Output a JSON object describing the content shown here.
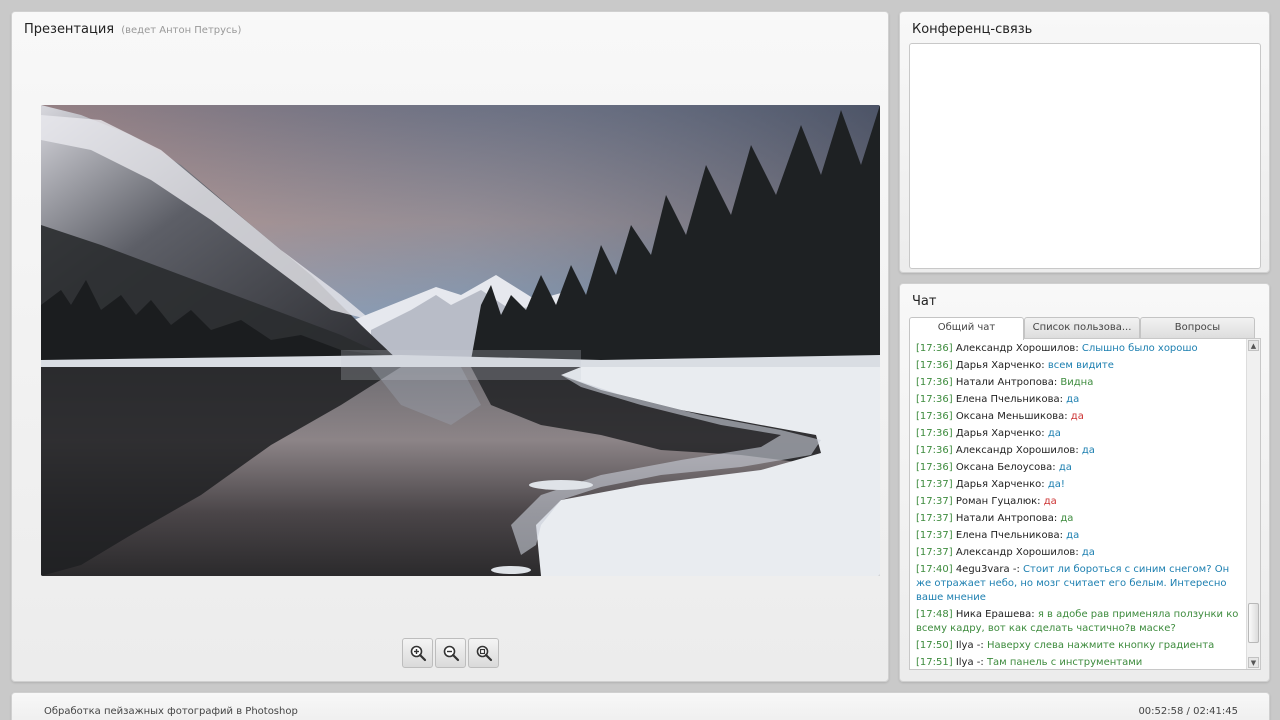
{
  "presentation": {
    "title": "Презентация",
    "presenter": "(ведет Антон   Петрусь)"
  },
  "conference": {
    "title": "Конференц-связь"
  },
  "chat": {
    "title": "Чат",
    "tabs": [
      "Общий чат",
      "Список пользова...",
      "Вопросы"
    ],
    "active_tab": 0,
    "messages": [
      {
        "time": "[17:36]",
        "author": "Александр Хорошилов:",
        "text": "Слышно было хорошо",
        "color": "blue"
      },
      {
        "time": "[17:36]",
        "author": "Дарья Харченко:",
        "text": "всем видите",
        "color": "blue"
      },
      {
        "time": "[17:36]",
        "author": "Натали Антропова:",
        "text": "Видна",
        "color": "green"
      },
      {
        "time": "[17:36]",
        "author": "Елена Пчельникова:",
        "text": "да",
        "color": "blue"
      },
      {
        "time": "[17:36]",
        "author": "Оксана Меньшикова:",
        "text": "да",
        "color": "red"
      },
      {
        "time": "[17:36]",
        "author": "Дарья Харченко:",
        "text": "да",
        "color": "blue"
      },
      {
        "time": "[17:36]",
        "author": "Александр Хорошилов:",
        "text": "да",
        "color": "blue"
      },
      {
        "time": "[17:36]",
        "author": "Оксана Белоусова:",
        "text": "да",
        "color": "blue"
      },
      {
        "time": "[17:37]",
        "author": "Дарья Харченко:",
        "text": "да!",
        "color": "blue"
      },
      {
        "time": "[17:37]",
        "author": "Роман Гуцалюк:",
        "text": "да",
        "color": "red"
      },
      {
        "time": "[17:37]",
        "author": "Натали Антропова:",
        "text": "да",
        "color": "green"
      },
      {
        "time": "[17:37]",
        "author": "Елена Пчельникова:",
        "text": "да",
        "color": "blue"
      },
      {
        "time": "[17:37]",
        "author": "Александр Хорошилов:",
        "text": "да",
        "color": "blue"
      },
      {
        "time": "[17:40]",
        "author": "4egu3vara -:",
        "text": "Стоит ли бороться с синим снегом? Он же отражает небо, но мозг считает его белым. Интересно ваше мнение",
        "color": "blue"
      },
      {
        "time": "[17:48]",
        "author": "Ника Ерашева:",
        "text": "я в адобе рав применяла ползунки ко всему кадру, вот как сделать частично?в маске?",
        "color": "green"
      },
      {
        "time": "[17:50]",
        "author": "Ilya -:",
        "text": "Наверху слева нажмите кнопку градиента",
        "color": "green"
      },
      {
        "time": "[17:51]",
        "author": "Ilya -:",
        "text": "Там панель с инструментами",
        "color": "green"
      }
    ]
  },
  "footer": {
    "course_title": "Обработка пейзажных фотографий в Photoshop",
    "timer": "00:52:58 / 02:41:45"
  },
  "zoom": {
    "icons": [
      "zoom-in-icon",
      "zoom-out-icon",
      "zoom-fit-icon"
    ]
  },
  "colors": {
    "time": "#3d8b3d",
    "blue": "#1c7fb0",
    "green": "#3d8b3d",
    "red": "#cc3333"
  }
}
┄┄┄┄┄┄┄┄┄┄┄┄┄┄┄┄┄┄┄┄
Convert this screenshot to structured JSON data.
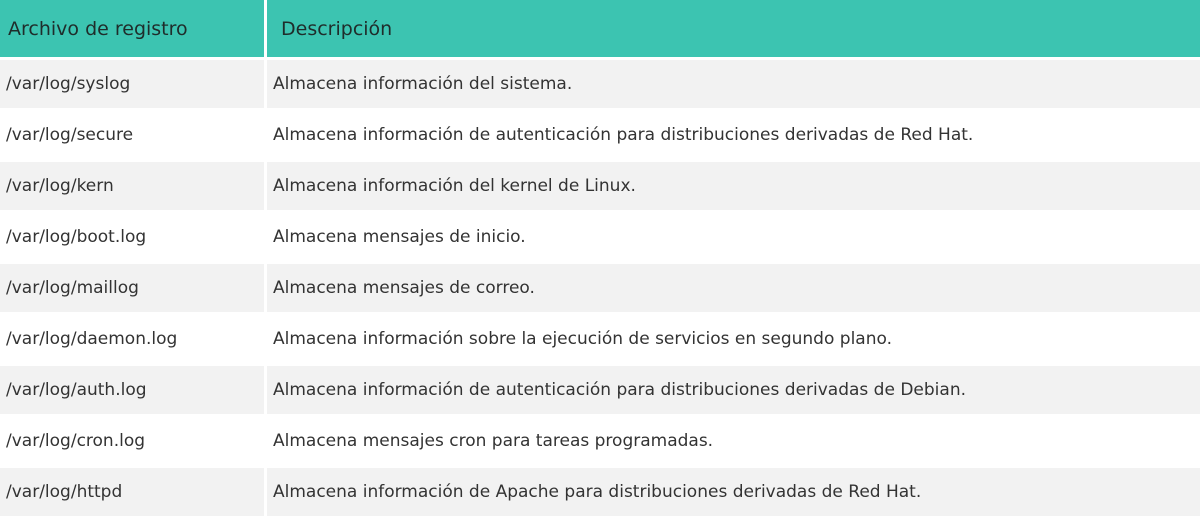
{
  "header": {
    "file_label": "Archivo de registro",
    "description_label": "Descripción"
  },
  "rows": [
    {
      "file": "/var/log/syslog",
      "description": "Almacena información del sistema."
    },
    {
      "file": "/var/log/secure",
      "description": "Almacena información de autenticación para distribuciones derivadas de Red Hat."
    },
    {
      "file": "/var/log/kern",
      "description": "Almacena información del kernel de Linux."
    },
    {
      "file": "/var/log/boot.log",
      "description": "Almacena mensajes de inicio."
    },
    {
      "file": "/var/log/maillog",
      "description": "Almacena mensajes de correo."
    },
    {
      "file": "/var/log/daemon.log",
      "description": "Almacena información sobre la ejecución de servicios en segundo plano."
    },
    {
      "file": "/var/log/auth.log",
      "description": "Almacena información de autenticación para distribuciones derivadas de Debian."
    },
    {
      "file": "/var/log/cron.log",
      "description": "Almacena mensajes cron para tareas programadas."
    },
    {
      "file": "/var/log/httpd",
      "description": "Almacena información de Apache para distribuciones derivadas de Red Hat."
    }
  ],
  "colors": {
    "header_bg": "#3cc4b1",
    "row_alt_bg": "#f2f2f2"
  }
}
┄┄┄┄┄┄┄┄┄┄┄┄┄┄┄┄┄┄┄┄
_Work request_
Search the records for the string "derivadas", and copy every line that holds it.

_Solution to the exercise_
      "description": "Almacena información de autenticación para distribuciones derivadas de Red Hat."
      "description": "Almacena información de autenticación para distribuciones derivadas de Debian."
      "description": "Almacena información de Apache para distribuciones derivadas de Red Hat."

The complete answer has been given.